Manchester, United Kingdom, July 13, 2012 --(PR.com
)-- Hosting specialist UKFast has revealed the top ten cyber security gaffes of the year so far, highlighting the shocking levels of ignorance amongst the British public when it comes to online security.
Stuart Coulson, director of data centres at the Manchester-based firm explained that although some people may laugh at the major security mishaps of naive web users, many of us underestimate the value of the information we post online and the serious implications if it’s compromised.
Coulson said: “As a society we rely on technology more than ever nowadays. We communicate through social networks, pay bills and manage our bank accounts online, and carry a wealth of personal data around with us on our mobile phones.
“We are so comfortable sharing information on the net that people don’t realise that their over-sharing could hand cybercriminals access to their bank accounts and leave them vulnerable to identity fraud.”
Here’s UKFast’s shortlist of biggest cyber security blunders:
1. Not realising the value of images you post online
Accounts like @NeedaDebitCard are highlighting how oblivious to risk many users are, by retweeting photos Twitter users have posted of their credit and debit cards.
With card details in the image including cardholder’s name, number and expiry, cybercrims are left only to decipher the cv code on the back – which has only 1,000 possible combinations.
2. Sharing your contact details with the world
How many times have you seen a message like this pop up on your Facebook feed: “Hey guys, I’ve got a new mobile, my number is 07890 123 456. via Facebook for iPhone”?
This user has just informed the world – on their unsecured Facebook account which grants everyone access to their timeline – that they have a shiny new iPhone and how to send targeted spam to them on it. And if they have location services enabled, they are also telling phone thieves where they can find a shiny new smartphone.
Which leads us to...
Sharing your arrival in the Bahamas on FourSquare, tweeting with location services enabled from the airport as you set off for “two weeks in the sun” may seem like innocent boasting but in conjunction with a previous check-in at “home” you have just told the world where your house is. And that it will be empty, and free to burgle, for two whole weeks.

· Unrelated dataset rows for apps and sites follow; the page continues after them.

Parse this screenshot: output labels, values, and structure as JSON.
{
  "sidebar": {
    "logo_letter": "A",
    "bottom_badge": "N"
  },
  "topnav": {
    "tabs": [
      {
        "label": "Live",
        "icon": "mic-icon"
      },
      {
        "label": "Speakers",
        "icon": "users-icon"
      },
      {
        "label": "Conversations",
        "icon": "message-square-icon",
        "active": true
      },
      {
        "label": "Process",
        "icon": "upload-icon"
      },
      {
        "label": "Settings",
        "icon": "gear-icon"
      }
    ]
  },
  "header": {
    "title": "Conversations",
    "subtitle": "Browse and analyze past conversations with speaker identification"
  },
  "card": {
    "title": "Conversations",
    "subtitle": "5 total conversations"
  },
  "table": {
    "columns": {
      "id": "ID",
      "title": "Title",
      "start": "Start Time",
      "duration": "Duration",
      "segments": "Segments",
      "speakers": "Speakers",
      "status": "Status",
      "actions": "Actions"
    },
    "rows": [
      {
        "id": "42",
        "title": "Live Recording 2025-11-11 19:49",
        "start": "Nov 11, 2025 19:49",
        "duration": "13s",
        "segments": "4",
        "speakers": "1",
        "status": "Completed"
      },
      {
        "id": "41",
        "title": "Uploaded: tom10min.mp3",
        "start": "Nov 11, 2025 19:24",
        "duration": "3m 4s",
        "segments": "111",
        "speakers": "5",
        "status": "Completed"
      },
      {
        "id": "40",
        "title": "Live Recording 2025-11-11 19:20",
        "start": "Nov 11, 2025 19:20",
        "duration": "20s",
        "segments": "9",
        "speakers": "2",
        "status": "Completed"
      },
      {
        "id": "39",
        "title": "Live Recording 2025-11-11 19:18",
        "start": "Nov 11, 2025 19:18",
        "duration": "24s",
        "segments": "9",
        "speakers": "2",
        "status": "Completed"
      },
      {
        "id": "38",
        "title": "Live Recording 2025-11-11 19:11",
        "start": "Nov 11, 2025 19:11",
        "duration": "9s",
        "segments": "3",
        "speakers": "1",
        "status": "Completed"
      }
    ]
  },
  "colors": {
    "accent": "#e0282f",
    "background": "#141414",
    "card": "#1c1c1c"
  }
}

4. Type your password here
Moving away from social media, password security is a key factor of all online security but how freely do we give them away? Sites that offer free password strength checks are, more often than not, data-mining exercises that trick users into handing over their log-in details for everything from Facebook to your online bank account.
5. Password re-use
While on the topic of passwords, how many different passwords do you have? Having one password that you recycle across all of your online accounts means that once one account is compromised, hackers can use the same password to access every account – and do what they please online while pretending to be you.
6. QR codes
Now a ubiquitous marketing tool in most modern countries, the QR code is a 2D image that is scanned by a mobile device’s camera, launches the web browser and opens the webpage to which the code is linked.
These codes appear on stickers on the underground, flyers in the street and social media avatars and we scan them without knowing where they lead – could be to a marketing campaign, could be to a malware download.
7. Public computers
If you stay logged in on a public computer, whoever uses the computer after you has access to that account. Yes, this applies to the iPad that you logged into Facebook on in the Apple store.
8. Public wifi
When using public wifi your connection is unsecured. Anyone can simply jump aboard and find out what you are doing on your device. Public wifi is therefore definitely not appropriate for online banking.
9. Dodgy downloads
Despite warnings since the dawn of the internet, web users are still downloading files, software, or apps despite having no idea what they are or where they come from, potentially infecting their devices with malware or spyware for example.
Link shorteners like bit.ly are an essential part of sharing the latest news with the world on social networks, but how do you know where the link leads to? It could take you to a dodgy download or load a strictly NSFW website.